* _WHAT IS BEING ASKED_
The answer should consist of each line from the data below that includes "Чехия".

* _MATERIAL SUPPLIED_

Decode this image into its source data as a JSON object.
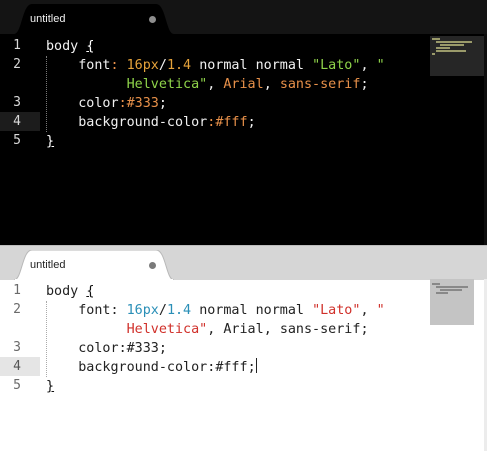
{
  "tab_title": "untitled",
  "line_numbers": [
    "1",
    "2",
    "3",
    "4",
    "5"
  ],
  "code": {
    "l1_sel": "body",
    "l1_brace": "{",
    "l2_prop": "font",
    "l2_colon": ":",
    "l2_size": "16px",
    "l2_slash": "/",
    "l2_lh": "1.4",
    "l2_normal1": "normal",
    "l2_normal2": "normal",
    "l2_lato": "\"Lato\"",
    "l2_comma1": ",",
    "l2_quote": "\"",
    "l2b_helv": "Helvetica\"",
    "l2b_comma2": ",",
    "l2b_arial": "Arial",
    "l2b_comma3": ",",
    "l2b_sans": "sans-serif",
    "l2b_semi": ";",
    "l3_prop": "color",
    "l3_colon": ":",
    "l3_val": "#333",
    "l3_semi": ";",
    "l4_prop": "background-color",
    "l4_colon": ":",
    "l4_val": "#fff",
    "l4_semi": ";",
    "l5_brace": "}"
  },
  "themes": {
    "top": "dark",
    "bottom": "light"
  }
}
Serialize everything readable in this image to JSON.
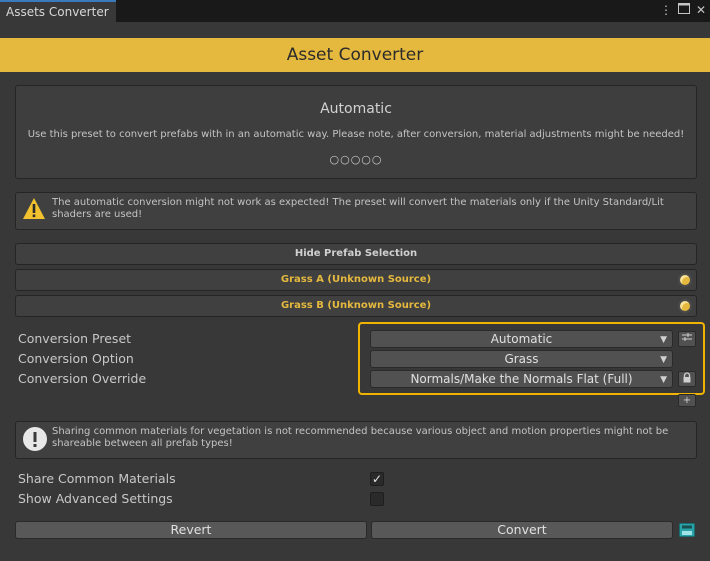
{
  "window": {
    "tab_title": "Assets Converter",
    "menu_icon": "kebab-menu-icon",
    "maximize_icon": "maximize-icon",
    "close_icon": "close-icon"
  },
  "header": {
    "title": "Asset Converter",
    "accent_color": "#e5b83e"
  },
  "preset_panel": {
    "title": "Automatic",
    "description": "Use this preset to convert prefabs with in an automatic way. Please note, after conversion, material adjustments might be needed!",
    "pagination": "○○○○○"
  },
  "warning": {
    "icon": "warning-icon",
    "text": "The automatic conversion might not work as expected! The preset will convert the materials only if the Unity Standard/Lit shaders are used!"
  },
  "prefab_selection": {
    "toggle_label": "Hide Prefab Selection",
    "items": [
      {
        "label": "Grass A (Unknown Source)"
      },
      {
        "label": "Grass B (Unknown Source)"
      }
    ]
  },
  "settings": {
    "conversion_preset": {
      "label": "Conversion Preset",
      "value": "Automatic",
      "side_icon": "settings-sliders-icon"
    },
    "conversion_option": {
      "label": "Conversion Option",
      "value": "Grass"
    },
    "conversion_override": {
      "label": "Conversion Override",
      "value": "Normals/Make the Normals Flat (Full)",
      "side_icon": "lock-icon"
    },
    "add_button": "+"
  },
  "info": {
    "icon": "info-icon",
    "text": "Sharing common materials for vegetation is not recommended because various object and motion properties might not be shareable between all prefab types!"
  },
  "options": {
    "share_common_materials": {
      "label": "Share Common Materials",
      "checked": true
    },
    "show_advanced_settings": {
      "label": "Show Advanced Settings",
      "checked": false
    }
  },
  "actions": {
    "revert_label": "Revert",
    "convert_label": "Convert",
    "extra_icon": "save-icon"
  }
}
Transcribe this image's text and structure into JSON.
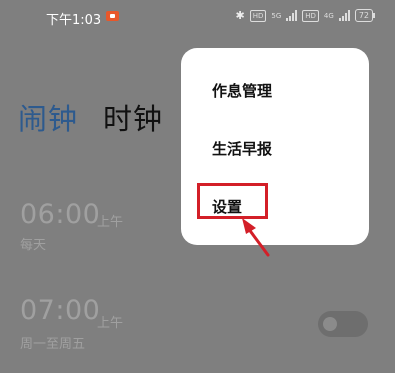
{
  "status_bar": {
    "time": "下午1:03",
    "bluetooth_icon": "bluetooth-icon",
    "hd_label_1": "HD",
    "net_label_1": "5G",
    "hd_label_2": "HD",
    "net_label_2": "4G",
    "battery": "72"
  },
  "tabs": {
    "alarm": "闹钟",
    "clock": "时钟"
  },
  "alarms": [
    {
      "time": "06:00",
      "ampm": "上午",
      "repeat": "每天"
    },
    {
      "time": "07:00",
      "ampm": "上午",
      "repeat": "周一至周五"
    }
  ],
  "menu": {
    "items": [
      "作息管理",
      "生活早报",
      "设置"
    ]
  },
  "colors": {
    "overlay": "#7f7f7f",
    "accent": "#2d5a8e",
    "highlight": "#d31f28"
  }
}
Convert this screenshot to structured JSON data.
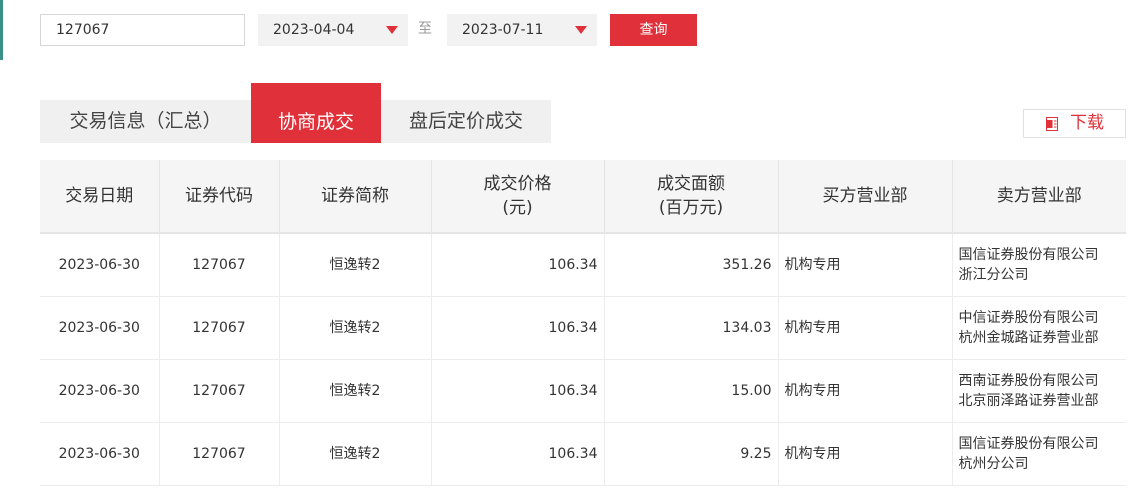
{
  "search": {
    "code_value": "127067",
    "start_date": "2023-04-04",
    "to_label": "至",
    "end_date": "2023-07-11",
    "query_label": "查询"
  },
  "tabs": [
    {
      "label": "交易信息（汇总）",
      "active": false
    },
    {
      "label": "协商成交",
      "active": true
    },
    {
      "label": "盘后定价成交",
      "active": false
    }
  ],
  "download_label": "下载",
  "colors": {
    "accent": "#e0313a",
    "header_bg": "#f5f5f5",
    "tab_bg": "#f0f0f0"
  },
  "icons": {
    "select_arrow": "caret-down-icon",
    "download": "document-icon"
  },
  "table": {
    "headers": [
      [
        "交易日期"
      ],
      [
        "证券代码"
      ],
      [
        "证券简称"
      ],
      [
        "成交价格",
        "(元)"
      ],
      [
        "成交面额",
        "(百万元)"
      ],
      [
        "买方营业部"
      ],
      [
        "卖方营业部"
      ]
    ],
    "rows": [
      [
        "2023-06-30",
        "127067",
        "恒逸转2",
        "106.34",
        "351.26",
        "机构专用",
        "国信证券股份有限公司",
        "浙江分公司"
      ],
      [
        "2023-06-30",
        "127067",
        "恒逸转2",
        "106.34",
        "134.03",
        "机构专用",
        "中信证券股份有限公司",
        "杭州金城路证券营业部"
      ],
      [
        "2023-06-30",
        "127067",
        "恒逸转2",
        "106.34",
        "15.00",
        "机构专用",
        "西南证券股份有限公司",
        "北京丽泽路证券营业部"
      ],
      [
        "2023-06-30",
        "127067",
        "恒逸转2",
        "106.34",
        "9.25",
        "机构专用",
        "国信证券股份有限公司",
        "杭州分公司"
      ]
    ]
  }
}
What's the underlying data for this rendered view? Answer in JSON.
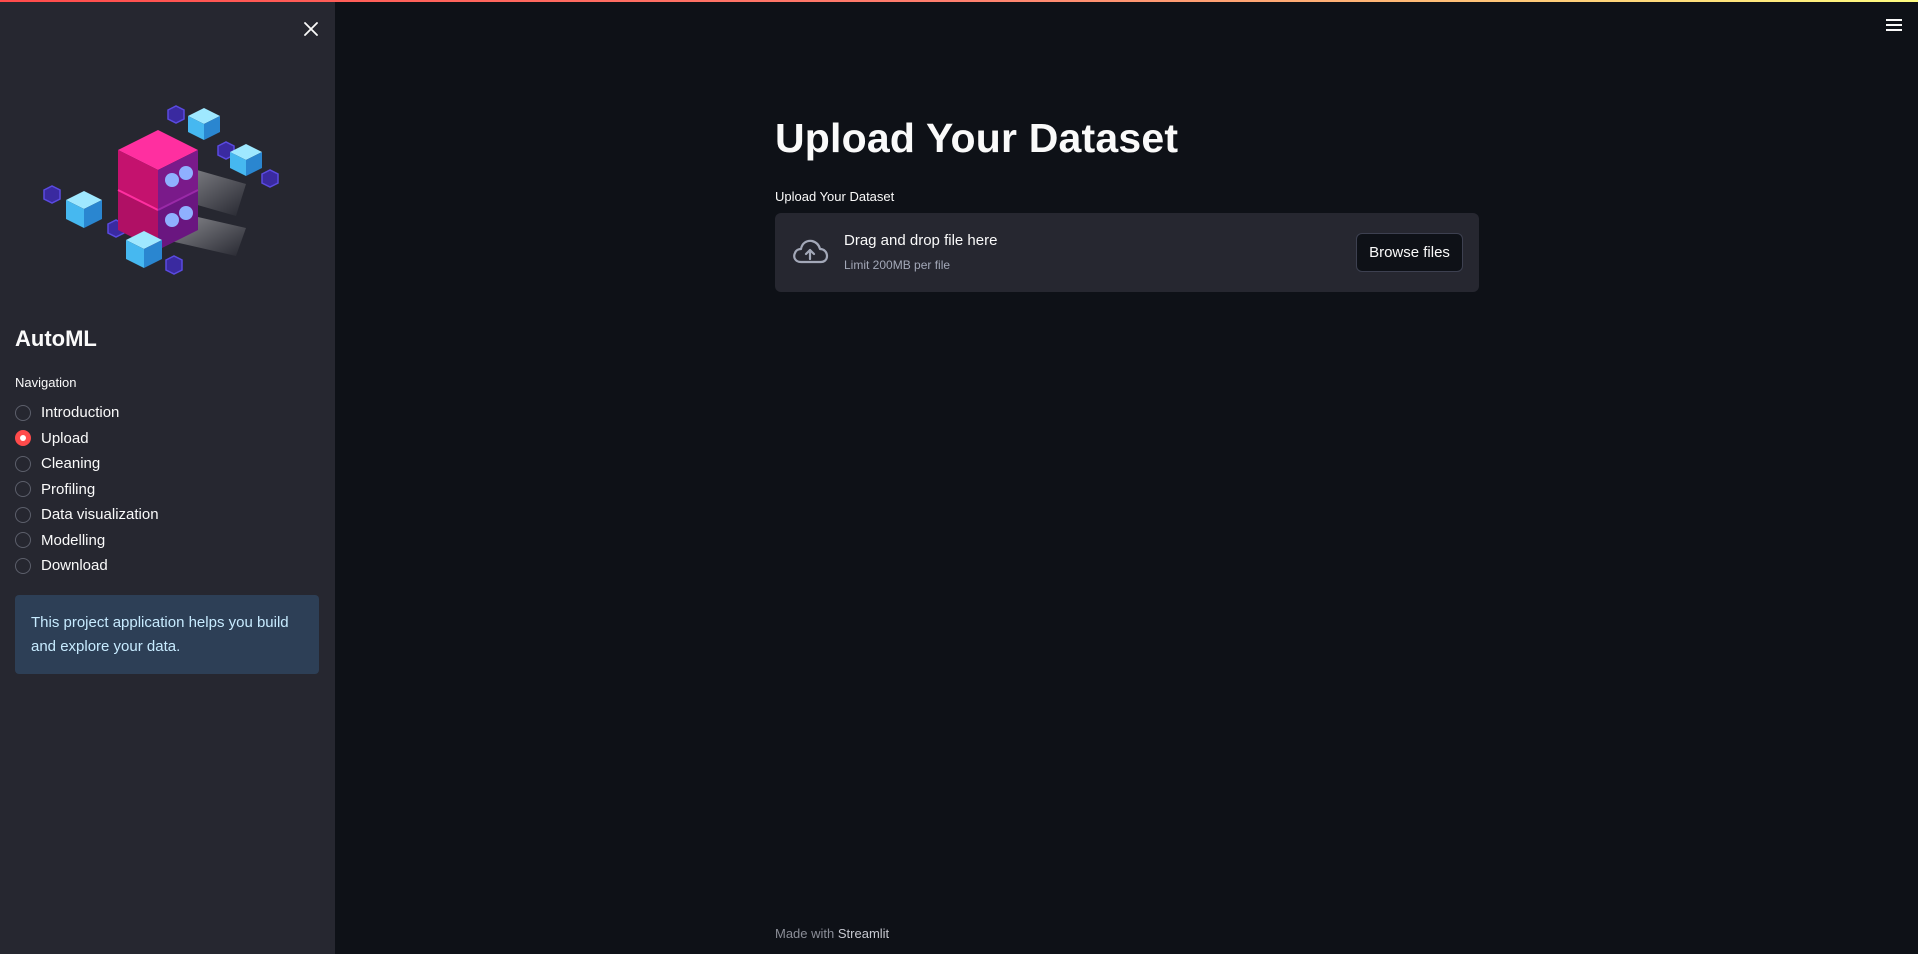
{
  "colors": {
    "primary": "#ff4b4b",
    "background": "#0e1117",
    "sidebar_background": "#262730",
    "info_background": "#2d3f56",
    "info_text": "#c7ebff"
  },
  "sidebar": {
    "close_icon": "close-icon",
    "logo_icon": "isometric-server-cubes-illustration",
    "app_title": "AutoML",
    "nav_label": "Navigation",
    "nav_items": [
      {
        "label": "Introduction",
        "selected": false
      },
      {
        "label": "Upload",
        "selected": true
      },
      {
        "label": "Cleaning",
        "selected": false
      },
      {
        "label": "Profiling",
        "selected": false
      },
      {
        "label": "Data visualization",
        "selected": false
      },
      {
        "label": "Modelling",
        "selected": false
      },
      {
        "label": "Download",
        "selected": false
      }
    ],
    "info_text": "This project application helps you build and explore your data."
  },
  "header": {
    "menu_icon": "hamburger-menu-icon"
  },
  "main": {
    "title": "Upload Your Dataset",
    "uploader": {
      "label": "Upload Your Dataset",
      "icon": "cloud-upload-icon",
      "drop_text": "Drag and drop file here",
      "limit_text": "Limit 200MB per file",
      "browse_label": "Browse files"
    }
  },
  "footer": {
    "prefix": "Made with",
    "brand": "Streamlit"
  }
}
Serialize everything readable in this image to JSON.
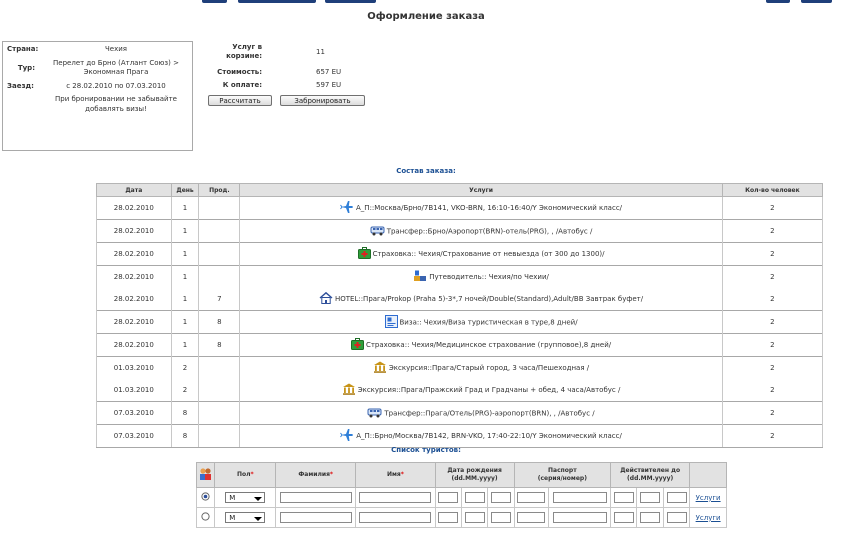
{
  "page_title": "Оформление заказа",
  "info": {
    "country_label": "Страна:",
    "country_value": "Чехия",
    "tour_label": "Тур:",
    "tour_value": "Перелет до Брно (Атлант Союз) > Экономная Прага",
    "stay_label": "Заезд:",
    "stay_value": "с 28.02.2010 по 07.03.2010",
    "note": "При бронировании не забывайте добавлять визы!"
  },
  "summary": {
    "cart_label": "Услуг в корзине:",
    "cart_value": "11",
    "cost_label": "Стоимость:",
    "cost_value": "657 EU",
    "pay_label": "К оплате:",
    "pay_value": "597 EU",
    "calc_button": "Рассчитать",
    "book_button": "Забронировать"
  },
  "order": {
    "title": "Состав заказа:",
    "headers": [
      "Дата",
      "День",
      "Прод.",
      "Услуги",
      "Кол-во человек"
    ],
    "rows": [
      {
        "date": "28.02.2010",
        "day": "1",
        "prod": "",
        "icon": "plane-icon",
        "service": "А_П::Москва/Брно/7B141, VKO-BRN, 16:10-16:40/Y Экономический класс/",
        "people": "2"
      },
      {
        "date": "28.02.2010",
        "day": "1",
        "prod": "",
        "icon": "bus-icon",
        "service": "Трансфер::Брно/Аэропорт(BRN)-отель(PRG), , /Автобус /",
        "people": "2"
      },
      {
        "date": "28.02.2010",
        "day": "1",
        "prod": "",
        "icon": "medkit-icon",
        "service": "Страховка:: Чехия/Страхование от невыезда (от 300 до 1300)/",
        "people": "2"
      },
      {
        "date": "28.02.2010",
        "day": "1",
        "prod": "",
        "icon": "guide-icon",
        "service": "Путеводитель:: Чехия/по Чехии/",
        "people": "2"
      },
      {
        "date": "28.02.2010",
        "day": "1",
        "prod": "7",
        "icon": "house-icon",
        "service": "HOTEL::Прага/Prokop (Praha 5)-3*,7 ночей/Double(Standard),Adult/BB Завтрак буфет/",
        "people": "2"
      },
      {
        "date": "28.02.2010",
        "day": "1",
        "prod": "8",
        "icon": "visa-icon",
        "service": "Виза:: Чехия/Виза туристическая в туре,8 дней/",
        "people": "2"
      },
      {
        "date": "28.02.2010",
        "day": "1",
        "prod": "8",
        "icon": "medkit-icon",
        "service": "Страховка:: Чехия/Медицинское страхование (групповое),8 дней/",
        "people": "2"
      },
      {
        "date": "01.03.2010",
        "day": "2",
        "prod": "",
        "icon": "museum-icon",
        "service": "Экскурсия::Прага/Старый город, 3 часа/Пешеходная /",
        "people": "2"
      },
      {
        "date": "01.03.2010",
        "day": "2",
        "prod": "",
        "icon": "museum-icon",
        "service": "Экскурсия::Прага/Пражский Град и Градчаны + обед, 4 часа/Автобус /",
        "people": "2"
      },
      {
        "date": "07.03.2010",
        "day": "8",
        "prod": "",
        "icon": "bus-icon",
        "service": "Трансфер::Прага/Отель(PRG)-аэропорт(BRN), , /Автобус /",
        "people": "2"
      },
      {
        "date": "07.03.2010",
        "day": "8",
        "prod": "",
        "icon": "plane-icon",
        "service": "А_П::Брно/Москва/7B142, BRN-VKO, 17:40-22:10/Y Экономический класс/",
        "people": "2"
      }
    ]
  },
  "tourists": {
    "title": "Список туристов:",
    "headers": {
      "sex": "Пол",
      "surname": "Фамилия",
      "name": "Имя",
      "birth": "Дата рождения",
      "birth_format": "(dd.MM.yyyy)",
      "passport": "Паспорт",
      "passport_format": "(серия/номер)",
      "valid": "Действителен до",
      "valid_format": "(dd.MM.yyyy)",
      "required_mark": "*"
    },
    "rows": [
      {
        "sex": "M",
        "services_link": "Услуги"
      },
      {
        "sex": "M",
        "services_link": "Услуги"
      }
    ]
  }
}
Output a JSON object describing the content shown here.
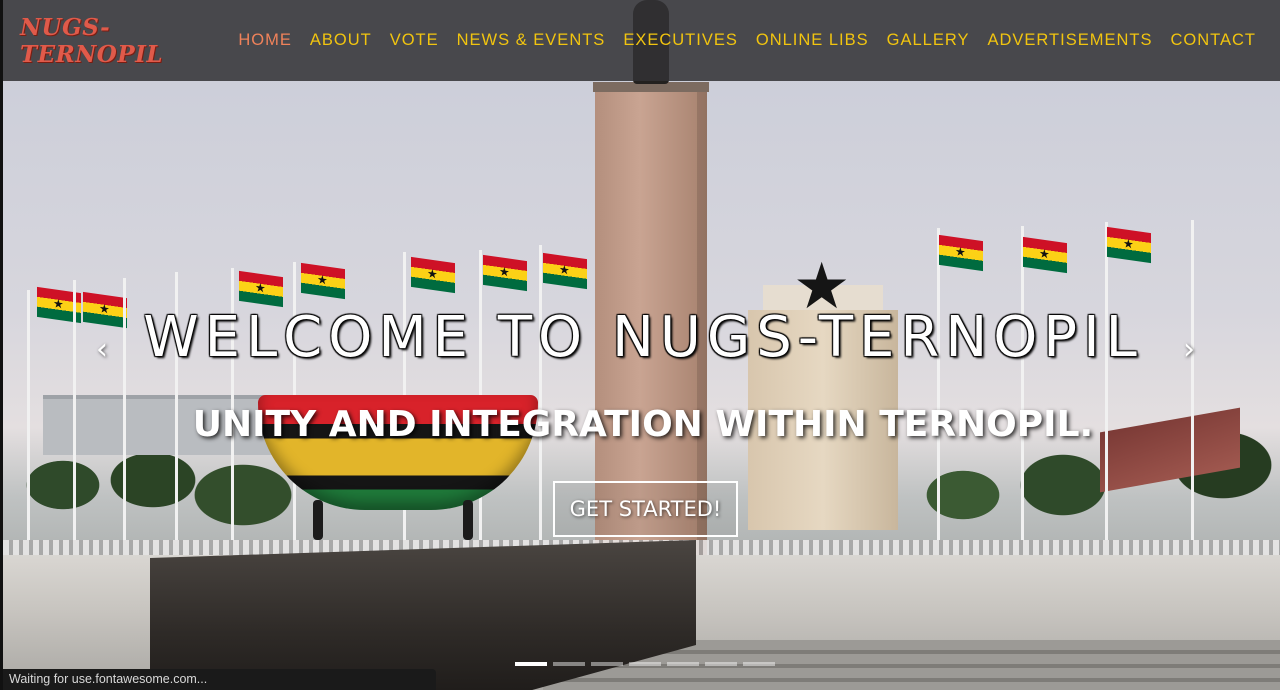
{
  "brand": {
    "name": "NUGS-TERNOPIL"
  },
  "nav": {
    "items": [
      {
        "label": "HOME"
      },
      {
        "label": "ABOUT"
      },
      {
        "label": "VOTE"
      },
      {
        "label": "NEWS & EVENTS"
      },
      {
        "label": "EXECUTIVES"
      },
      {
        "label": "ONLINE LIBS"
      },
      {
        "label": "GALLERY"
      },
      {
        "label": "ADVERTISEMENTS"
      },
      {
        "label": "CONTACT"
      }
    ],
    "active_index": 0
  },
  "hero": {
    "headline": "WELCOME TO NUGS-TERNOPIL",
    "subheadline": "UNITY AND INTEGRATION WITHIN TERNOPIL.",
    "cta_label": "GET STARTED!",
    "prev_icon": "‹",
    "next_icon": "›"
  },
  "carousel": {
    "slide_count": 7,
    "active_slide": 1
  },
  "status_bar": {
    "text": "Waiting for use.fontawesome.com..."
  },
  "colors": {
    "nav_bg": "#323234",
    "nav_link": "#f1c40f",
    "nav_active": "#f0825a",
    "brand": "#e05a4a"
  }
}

* _TASK RESPONSE_
    "country_value": "Чехия",
        "service": "Страховка:: Чехия/Страхование от невыезда (от 300 до 1300)/",
        "service": "Путеводитель:: Чехия/по Чехии/",
        "service": "Виза:: Чехия/Виза туристическая в туре,8 дней/",
        "service": "Страховка:: Чехия/Медицинское страхование (групповое),8 дней/",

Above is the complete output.